■ Exercise data
==*==

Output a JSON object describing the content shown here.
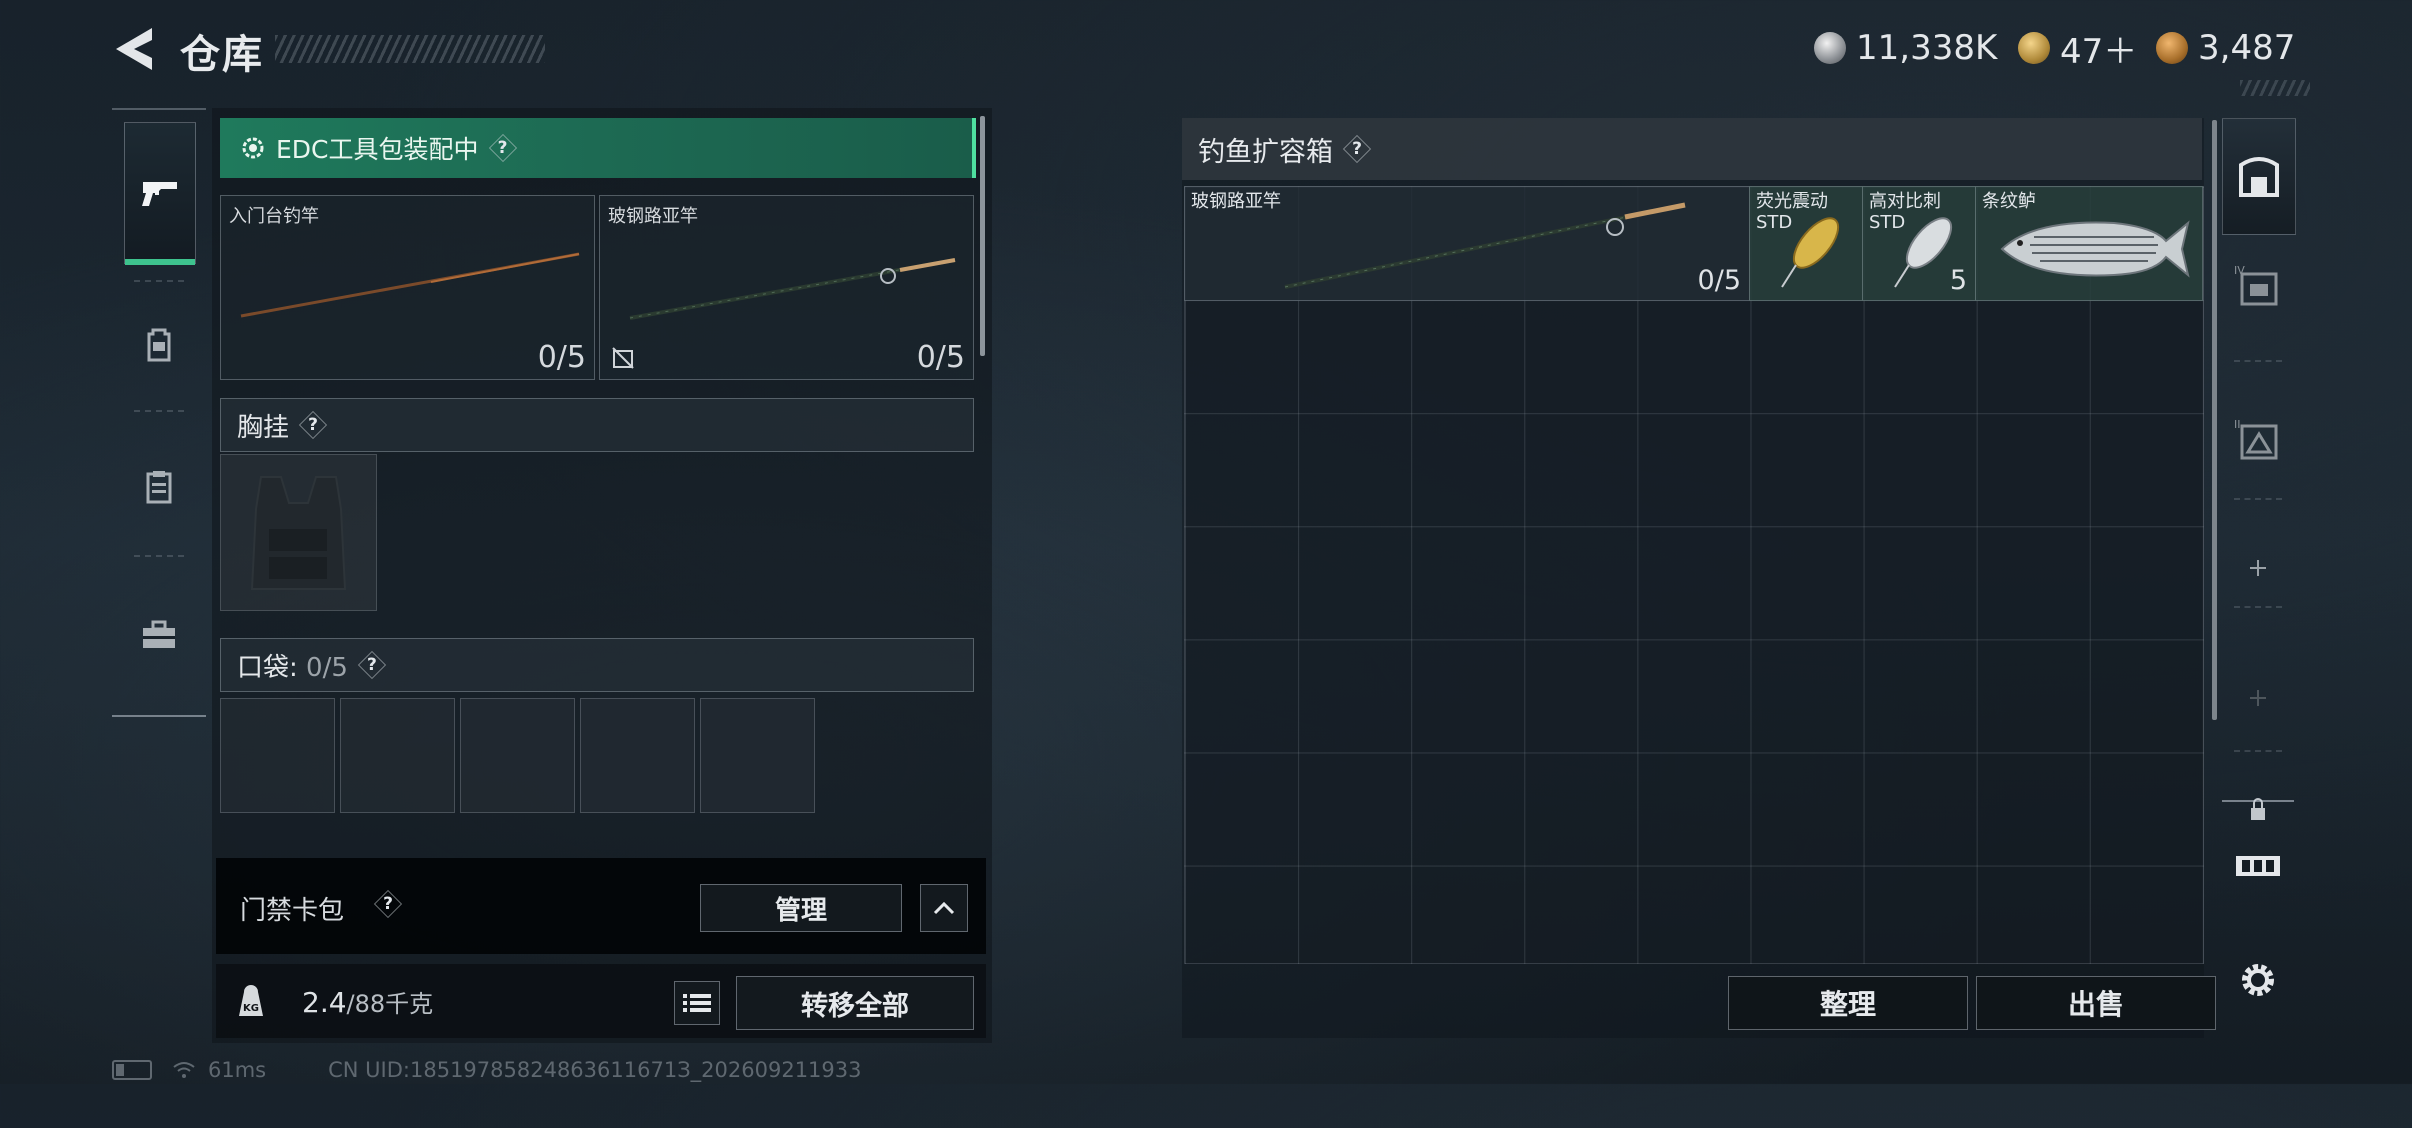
{
  "header": {
    "title": "仓库",
    "currencies": [
      {
        "icon": "silver-coin-icon",
        "value": "11,338K"
      },
      {
        "icon": "gold-triangle-coin-icon",
        "value": "47＋"
      },
      {
        "icon": "bronze-coin-icon",
        "value": "3,487"
      }
    ]
  },
  "colors": {
    "accent_green": "#1f7a5c",
    "accent_green_edge": "#4fe0a0",
    "panel_bg": "#0e141a"
  },
  "left_tabs": [
    {
      "icon": "pistol-icon",
      "active": true
    },
    {
      "icon": "backpack-icon",
      "active": false
    },
    {
      "icon": "clipboard-icon",
      "active": false
    },
    {
      "icon": "toolbox-icon",
      "active": false
    }
  ],
  "edc": {
    "label": "EDC工具包装配中",
    "help": "?"
  },
  "rods": [
    {
      "name": "入门台钓竿",
      "count": "0/5"
    },
    {
      "name": "玻钢路亚竿",
      "count": "0/5"
    }
  ],
  "chest": {
    "label": "胸挂",
    "help": "?"
  },
  "pocket": {
    "label": "口袋: ",
    "value": "0/5",
    "help": "?"
  },
  "card": {
    "label": "门禁卡包",
    "help": "?",
    "manage": "管理"
  },
  "weight": {
    "value": "2.4",
    "max": "/88千克",
    "transfer": "转移全部"
  },
  "container": {
    "title": "钓鱼扩容箱",
    "help": "?",
    "items": [
      {
        "name": "玻钢路亚竿",
        "count": "0/5"
      },
      {
        "name": "荧光震动\nSTD",
        "count": ""
      },
      {
        "name": "高对比刺\nSTD",
        "count": "5"
      },
      {
        "name": "条纹鲈",
        "count": ""
      }
    ],
    "sort": "整理",
    "sell": "出售"
  },
  "right_tabs": [
    {
      "icon": "safe-box-icon"
    },
    {
      "icon": "container-iv-icon"
    },
    {
      "icon": "container-ii-icon"
    },
    {
      "icon": "plus-icon"
    },
    {
      "icon": "plus-icon"
    },
    {
      "icon": "lock-icon"
    },
    {
      "icon": "item-swap-icon"
    },
    {
      "icon": "gear-icon"
    }
  ],
  "status": {
    "ping": "61ms",
    "uid": "CN UID:18519785824863611671З_202609211933"
  }
}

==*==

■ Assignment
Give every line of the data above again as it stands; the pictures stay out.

■ Solution for this problem
Output a JSON object describing the content shown here.
{
  "header": {
    "title": "仓库",
    "currencies": [
      {
        "icon": "silver-coin-icon",
        "value": "11,338K"
      },
      {
        "icon": "gold-triangle-coin-icon",
        "value": "47＋"
      },
      {
        "icon": "bronze-coin-icon",
        "value": "3,487"
      }
    ]
  },
  "colors": {
    "accent_green": "#1f7a5c",
    "accent_green_edge": "#4fe0a0",
    "panel_bg": "#0e141a"
  },
  "left_tabs": [
    {
      "icon": "pistol-icon",
      "active": true
    },
    {
      "icon": "backpack-icon",
      "active": false
    },
    {
      "icon": "clipboard-icon",
      "active": false
    },
    {
      "icon": "toolbox-icon",
      "active": false
    }
  ],
  "edc": {
    "label": "EDC工具包装配中",
    "help": "?"
  },
  "rods": [
    {
      "name": "入门台钓竿",
      "count": "0/5"
    },
    {
      "name": "玻钢路亚竿",
      "count": "0/5"
    }
  ],
  "chest": {
    "label": "胸挂",
    "help": "?"
  },
  "pocket": {
    "label": "口袋: ",
    "value": "0/5",
    "help": "?"
  },
  "card": {
    "label": "门禁卡包",
    "help": "?",
    "manage": "管理"
  },
  "weight": {
    "value": "2.4",
    "max": "/88千克",
    "transfer": "转移全部"
  },
  "container": {
    "title": "钓鱼扩容箱",
    "help": "?",
    "items": [
      {
        "name": "玻钢路亚竿",
        "count": "0/5"
      },
      {
        "name": "荧光震动\nSTD",
        "count": ""
      },
      {
        "name": "高对比刺\nSTD",
        "count": "5"
      },
      {
        "name": "条纹鲈",
        "count": ""
      }
    ],
    "sort": "整理",
    "sell": "出售"
  },
  "right_tabs": [
    {
      "icon": "safe-box-icon"
    },
    {
      "icon": "container-iv-icon"
    },
    {
      "icon": "container-ii-icon"
    },
    {
      "icon": "plus-icon"
    },
    {
      "icon": "plus-icon"
    },
    {
      "icon": "lock-icon"
    },
    {
      "icon": "item-swap-icon"
    },
    {
      "icon": "gear-icon"
    }
  ],
  "status": {
    "ping": "61ms",
    "uid": "CN UID:18519785824863611671З_202609211933"
  }
}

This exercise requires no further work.